◆ What is being asked
Where a line below holds the string "this", that line goes into the answer.

◆ Data extract
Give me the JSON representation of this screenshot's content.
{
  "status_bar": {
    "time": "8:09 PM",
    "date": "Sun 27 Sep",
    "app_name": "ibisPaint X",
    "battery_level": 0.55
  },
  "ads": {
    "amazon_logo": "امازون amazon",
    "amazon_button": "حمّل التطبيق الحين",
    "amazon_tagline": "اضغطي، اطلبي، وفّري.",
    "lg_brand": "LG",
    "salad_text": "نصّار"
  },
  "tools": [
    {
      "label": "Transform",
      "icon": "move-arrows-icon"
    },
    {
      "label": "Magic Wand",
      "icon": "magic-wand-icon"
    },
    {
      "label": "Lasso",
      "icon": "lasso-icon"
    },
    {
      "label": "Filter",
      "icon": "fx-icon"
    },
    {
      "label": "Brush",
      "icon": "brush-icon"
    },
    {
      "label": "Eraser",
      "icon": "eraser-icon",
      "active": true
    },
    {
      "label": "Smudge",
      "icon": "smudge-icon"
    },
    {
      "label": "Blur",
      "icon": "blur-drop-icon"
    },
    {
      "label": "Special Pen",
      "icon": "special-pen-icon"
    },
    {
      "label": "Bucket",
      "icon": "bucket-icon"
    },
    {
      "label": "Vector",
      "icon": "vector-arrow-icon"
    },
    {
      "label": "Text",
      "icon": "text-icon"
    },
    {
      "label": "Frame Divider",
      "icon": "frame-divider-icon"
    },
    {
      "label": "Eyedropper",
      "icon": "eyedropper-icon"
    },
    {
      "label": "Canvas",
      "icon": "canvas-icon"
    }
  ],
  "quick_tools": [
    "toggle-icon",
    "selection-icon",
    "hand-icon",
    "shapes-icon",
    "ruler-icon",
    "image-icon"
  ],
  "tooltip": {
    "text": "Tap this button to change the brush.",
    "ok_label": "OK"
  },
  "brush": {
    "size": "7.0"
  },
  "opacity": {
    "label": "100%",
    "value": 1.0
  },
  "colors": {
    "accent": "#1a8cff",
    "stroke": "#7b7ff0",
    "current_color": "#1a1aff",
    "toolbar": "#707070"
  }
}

◆ The answer
Give me the JSON representation of this screenshot's content.
    "text": "Tap this button to change the brush.",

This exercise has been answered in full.